EXERCISE DESCRIPTION — Copy each line below holding "quality".

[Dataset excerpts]

=== Begin Enclosure ===

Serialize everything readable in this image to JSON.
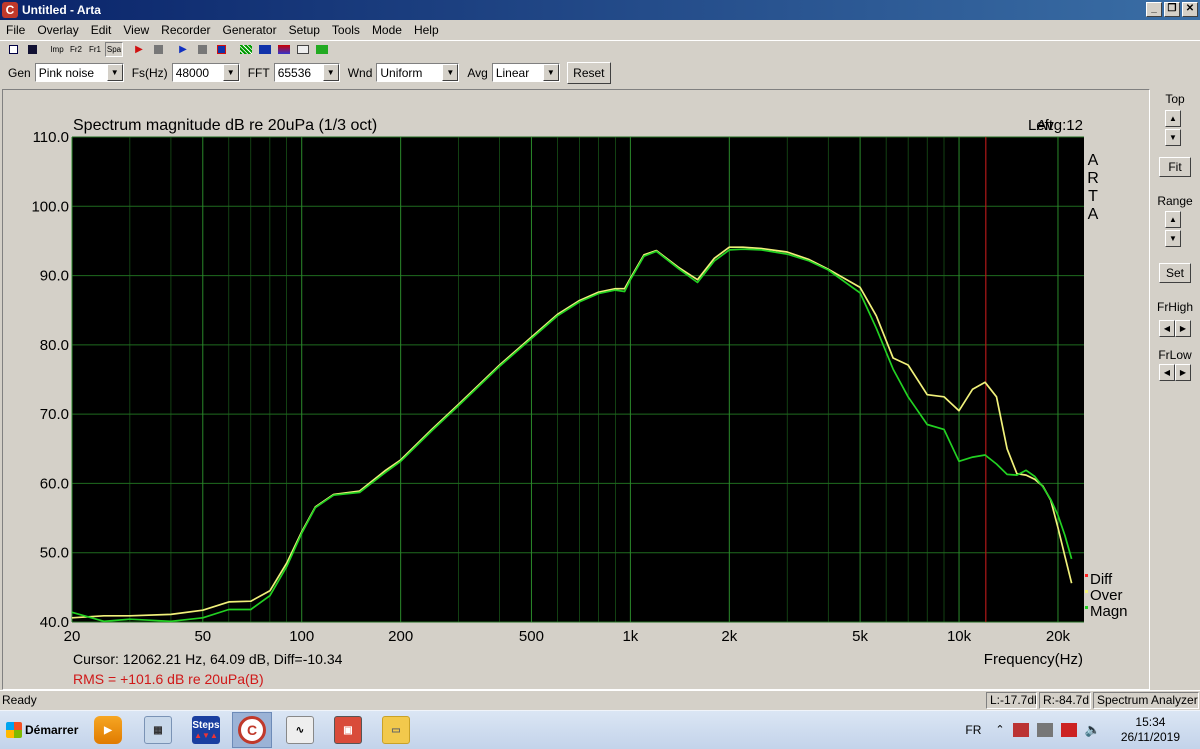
{
  "window": {
    "title": "Untitled - Arta",
    "app_icon": "C"
  },
  "menu": [
    "File",
    "Overlay",
    "Edit",
    "View",
    "Recorder",
    "Generator",
    "Setup",
    "Tools",
    "Mode",
    "Help"
  ],
  "iconbar": {
    "imp": "Imp",
    "fr2": "Fr2",
    "fr1": "Fr1",
    "spa": "Spa"
  },
  "params": {
    "gen_label": "Gen",
    "gen_value": "Pink noise",
    "fs_label": "Fs(Hz)",
    "fs_value": "48000",
    "fft_label": "FFT",
    "fft_value": "65536",
    "wnd_label": "Wnd",
    "wnd_value": "Uniform",
    "avg_label": "Avg",
    "avg_value": "Linear",
    "reset_label": "Reset"
  },
  "plot": {
    "title": "Spectrum magnitude dB re 20uPa (1/3 oct)",
    "channel": "Left",
    "avg": "Avg:12",
    "watermark": "ARTA",
    "xlabel": "Frequency(Hz)",
    "cursor": "Cursor: 12062.21 Hz, 64.09 dB,  Diff=-10.34",
    "rms": "RMS = +101.6 dB re 20uPa(B)",
    "legend": [
      "Diff",
      "Over",
      "Magn"
    ]
  },
  "colors": {
    "plot_bg": "#000000",
    "grid": "#1f6b1f",
    "over": "#f0f07a",
    "magn": "#22d022",
    "diff": "#ff2020",
    "cursor": "#b01818",
    "rms": "#d01818"
  },
  "chart_data": {
    "type": "line",
    "xscale": "log",
    "xlim": [
      20,
      24000
    ],
    "ylim": [
      40,
      110
    ],
    "yticks": [
      "110.0",
      "100.0",
      "90.0",
      "80.0",
      "70.0",
      "60.0",
      "50.0",
      "40.0"
    ],
    "yticks_values": [
      110,
      100,
      90,
      80,
      70,
      60,
      50,
      40
    ],
    "xticks": [
      {
        "label": "20",
        "value": 20
      },
      {
        "label": "50",
        "value": 50
      },
      {
        "label": "100",
        "value": 100
      },
      {
        "label": "200",
        "value": 200
      },
      {
        "label": "500",
        "value": 500
      },
      {
        "label": "1k",
        "value": 1000
      },
      {
        "label": "2k",
        "value": 2000
      },
      {
        "label": "5k",
        "value": 5000
      },
      {
        "label": "10k",
        "value": 10000
      },
      {
        "label": "20k",
        "value": 20000
      }
    ],
    "cursor_x": 12062.21,
    "series": [
      {
        "name": "Over",
        "x": [
          20,
          25,
          30,
          40,
          50,
          60,
          70,
          80,
          90,
          100,
          110,
          125,
          150,
          180,
          200,
          250,
          300,
          400,
          500,
          600,
          700,
          800,
          900,
          960,
          1000,
          1100,
          1200,
          1400,
          1600,
          1800,
          2000,
          2200,
          2500,
          3000,
          3500,
          4000,
          5000,
          5600,
          6300,
          7000,
          8000,
          9000,
          10000,
          11000,
          12000,
          13000,
          14000,
          15000,
          16000,
          17000,
          18000,
          19000,
          20000,
          21000,
          22000
        ],
        "y": [
          40.6,
          40.9,
          40.9,
          41.1,
          41.7,
          42.9,
          43.0,
          44.5,
          48.5,
          53.0,
          56.6,
          58.4,
          58.9,
          61.9,
          63.4,
          67.9,
          71.4,
          77.1,
          81.1,
          84.4,
          86.4,
          87.6,
          88.1,
          88.1,
          89.6,
          93.0,
          93.6,
          91.2,
          89.4,
          92.5,
          94.1,
          94.1,
          93.9,
          93.4,
          92.3,
          90.9,
          88.3,
          84.2,
          78.1,
          77.1,
          72.8,
          72.5,
          70.5,
          73.6,
          74.6,
          72.5,
          65.0,
          61.4,
          61.2,
          60.6,
          59.6,
          57.6,
          53.6,
          49.5,
          45.6
        ]
      },
      {
        "name": "Magn",
        "x": [
          20,
          25,
          30,
          40,
          50,
          60,
          70,
          80,
          90,
          100,
          110,
          125,
          150,
          180,
          200,
          250,
          300,
          400,
          500,
          600,
          700,
          800,
          900,
          960,
          1000,
          1100,
          1200,
          1400,
          1600,
          1800,
          2000,
          2200,
          2500,
          3000,
          3500,
          4000,
          5000,
          5600,
          6300,
          7000,
          8000,
          9000,
          10000,
          11000,
          12000,
          13000,
          14000,
          15000,
          16000,
          17000,
          18000,
          19000,
          20000,
          21000,
          22000
        ],
        "y": [
          41.4,
          40.1,
          40.4,
          40.1,
          40.6,
          41.8,
          41.8,
          43.8,
          48.0,
          52.8,
          56.5,
          58.3,
          58.7,
          61.6,
          63.2,
          67.7,
          71.2,
          76.9,
          80.9,
          84.2,
          86.2,
          87.4,
          87.9,
          87.7,
          89.4,
          92.8,
          93.5,
          91.0,
          89.0,
          92.1,
          93.7,
          93.8,
          93.7,
          93.1,
          92.1,
          90.8,
          87.5,
          82.4,
          76.5,
          72.5,
          68.5,
          67.8,
          63.2,
          63.8,
          64.1,
          62.8,
          61.3,
          61.2,
          61.9,
          61.0,
          59.5,
          57.7,
          55.4,
          52.5,
          49.1
        ]
      }
    ]
  },
  "side": {
    "top": "Top",
    "fit": "Fit",
    "range": "Range",
    "set": "Set",
    "frhigh": "FrHigh",
    "frlow": "FrLow"
  },
  "status": {
    "text": "Ready",
    "l_level": "L:-17.7dl",
    "r_level": "R:-84.7d",
    "mode": "Spectrum Analyzer"
  },
  "taskbar": {
    "start": "Démarrer",
    "apps": [
      "media-player",
      "calculator",
      "steps",
      "arta",
      "limp",
      "screenshot-tool",
      "explorer"
    ],
    "steps_label": "Steps",
    "lang": "FR",
    "time": "15:34",
    "date": "26/11/2019"
  }
}
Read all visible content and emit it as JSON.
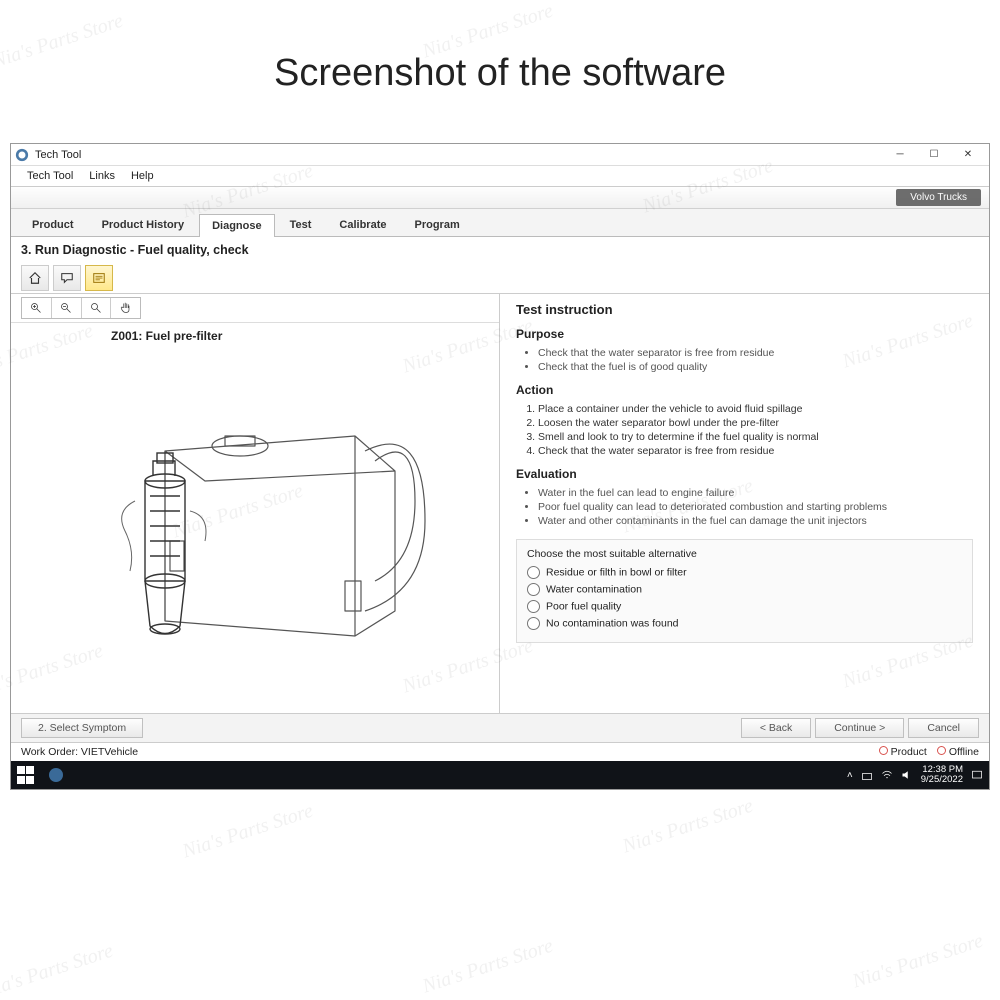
{
  "outer_title": "Screenshot of the software",
  "window": {
    "title": "Tech Tool"
  },
  "menu": {
    "items": [
      "Tech Tool",
      "Links",
      "Help"
    ]
  },
  "brand_button": "Volvo Trucks",
  "tabs": [
    "Product",
    "Product History",
    "Diagnose",
    "Test",
    "Calibrate",
    "Program"
  ],
  "active_tab_index": 2,
  "page_heading": "3. Run Diagnostic - Fuel quality, check",
  "diagram_title": "Z001: Fuel pre-filter",
  "instruction": {
    "heading": "Test instruction",
    "purpose_heading": "Purpose",
    "purpose": [
      "Check that the water separator is free from residue",
      "Check that the fuel is of good quality"
    ],
    "action_heading": "Action",
    "action": [
      "Place a container under the vehicle to avoid fluid spillage",
      "Loosen the water separator bowl under the pre-filter",
      "Smell and look to try to determine if the fuel quality is normal",
      "Check that the water separator is free from residue"
    ],
    "evaluation_heading": "Evaluation",
    "evaluation": [
      "Water in the fuel can lead to engine failure",
      "Poor fuel quality can lead to deteriorated combustion and starting problems",
      "Water and other contaminants in the fuel can damage the unit injectors"
    ],
    "choose_prompt": "Choose the most suitable alternative",
    "choose_options": [
      "Residue or filth in bowl or filter",
      "Water contamination",
      "Poor fuel quality",
      "No contamination was found"
    ]
  },
  "breadcrumb": "2. Select Symptom",
  "nav": {
    "back": "< Back",
    "continue": "Continue >",
    "cancel": "Cancel"
  },
  "status": {
    "work_order": "Work Order: VIETVehicle",
    "product": "Product",
    "offline": "Offline"
  },
  "taskbar": {
    "time": "12:38 PM",
    "date": "9/25/2022"
  },
  "watermark": "Nia's Parts Store"
}
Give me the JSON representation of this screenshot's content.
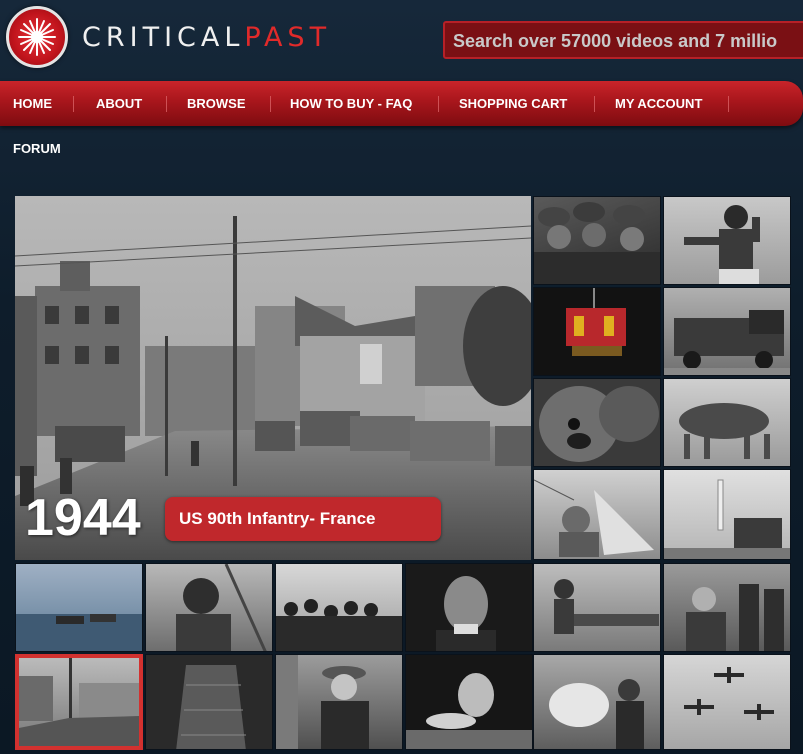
{
  "header": {
    "logo_white": "CRITICAL",
    "logo_red": "PAST",
    "search_placeholder": "Search over 57000 videos and 7 millio"
  },
  "nav": {
    "items": [
      {
        "label": "HOME"
      },
      {
        "label": "ABOUT"
      },
      {
        "label": "BROWSE"
      },
      {
        "label": "HOW TO BUY - FAQ"
      },
      {
        "label": "SHOPPING CART"
      },
      {
        "label": "MY ACCOUNT"
      }
    ],
    "forum": "FORUM"
  },
  "featured": {
    "year": "1944",
    "caption": "US 90th Infantry- France"
  },
  "colors": {
    "accent": "#c0282c",
    "background": "#0e1d2b",
    "nav": "#a8161c"
  }
}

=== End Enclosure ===

THE ANSWER —
  "page_heading": "3. Run Diagnostic - Fuel quality, check",
      "Check that the fuel is of good quality"
      "Smell and look to try to determine if the fuel quality is normal",
      "Poor fuel quality can lead to deteriorated combustion and starting problems",
      "Poor fuel quality",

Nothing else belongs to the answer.